Data records for software interfaces
-- -- --

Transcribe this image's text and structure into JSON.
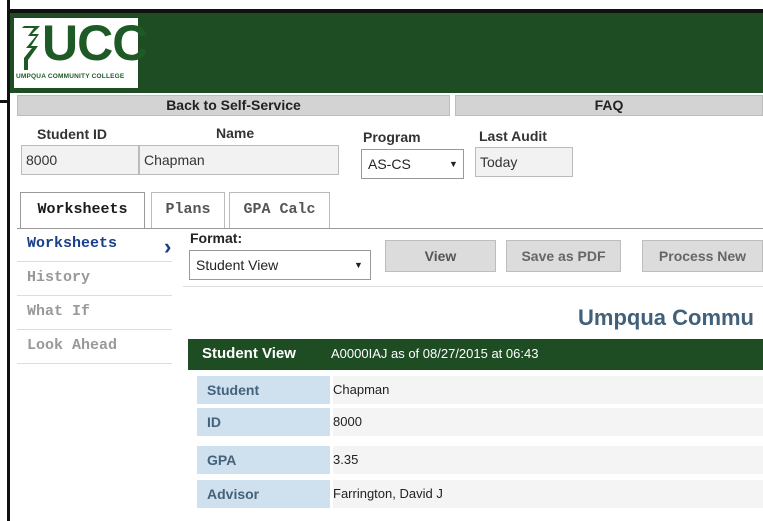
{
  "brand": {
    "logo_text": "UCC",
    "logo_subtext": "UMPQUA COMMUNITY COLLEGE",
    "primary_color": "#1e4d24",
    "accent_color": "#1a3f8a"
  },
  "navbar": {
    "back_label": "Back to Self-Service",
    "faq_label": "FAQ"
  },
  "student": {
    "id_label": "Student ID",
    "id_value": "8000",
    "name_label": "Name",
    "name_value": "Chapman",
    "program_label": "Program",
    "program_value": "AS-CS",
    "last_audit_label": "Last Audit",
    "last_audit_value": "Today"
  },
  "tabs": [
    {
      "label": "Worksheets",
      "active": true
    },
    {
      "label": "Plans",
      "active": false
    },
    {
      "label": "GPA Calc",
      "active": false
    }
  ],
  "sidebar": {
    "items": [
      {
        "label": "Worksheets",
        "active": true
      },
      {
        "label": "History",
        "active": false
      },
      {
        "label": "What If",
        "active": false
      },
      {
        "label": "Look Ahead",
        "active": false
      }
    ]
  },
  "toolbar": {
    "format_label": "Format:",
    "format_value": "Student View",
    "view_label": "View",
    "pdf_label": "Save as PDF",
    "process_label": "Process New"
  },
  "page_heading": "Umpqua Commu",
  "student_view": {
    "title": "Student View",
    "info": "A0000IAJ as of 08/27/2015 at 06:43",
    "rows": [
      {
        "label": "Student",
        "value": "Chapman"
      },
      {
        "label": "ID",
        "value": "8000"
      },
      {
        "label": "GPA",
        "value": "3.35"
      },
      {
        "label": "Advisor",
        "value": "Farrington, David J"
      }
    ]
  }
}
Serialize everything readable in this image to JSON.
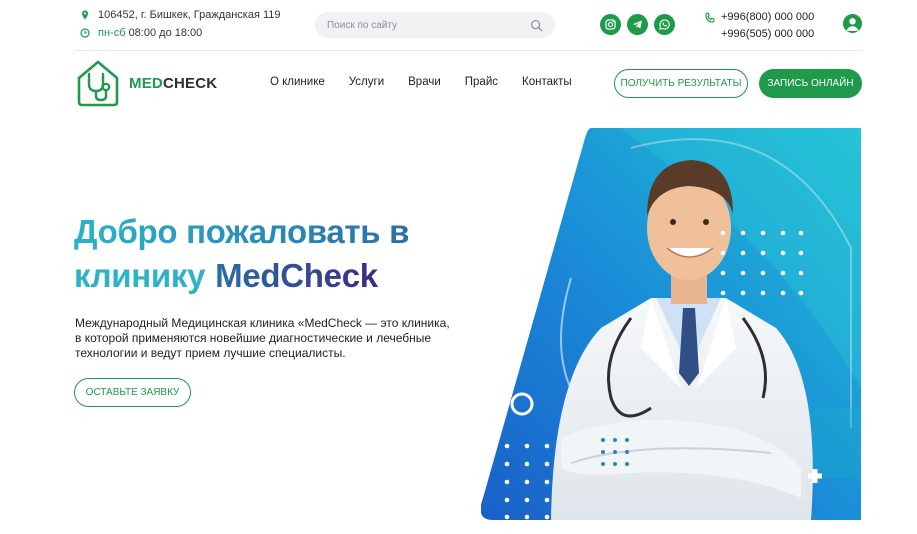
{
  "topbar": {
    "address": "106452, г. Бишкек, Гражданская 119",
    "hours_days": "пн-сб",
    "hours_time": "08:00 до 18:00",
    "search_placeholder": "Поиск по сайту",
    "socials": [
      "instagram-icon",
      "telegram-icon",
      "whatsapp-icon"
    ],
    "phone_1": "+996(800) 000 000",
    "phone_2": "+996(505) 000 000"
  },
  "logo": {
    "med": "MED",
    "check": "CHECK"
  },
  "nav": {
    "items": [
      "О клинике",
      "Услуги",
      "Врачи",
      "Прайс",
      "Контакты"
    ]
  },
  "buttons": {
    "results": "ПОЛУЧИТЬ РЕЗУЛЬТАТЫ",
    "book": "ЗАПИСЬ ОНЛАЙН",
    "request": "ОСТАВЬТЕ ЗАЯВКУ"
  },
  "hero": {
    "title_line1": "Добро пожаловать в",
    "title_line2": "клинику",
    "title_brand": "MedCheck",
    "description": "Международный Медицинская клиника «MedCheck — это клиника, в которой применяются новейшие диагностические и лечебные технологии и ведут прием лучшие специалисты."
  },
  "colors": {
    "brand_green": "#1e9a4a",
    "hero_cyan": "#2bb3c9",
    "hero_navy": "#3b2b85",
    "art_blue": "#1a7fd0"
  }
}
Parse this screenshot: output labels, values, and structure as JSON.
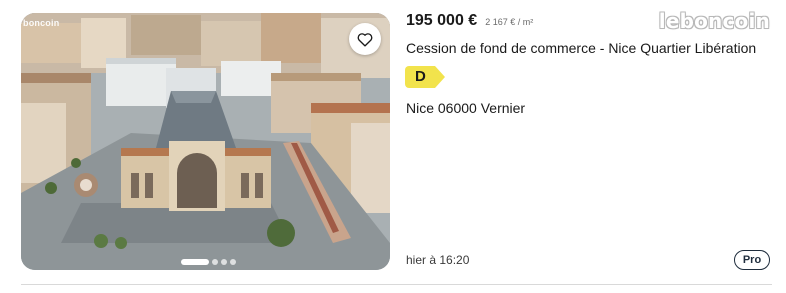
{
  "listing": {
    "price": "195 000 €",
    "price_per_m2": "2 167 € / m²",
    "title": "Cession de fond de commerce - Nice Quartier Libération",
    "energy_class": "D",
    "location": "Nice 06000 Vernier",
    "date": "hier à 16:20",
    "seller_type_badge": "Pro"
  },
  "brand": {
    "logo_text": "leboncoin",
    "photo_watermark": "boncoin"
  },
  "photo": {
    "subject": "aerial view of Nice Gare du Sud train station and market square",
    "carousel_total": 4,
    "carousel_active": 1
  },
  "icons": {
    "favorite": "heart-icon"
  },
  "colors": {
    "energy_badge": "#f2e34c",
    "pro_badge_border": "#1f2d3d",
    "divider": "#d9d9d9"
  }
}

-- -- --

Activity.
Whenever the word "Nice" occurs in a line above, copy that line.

Result of this exercise.
    "title": "Cession de fond de commerce - Nice Quartier Libération",
    "location": "Nice 06000 Vernier",
    "subject": "aerial view of Nice Gare du Sud train station and market square",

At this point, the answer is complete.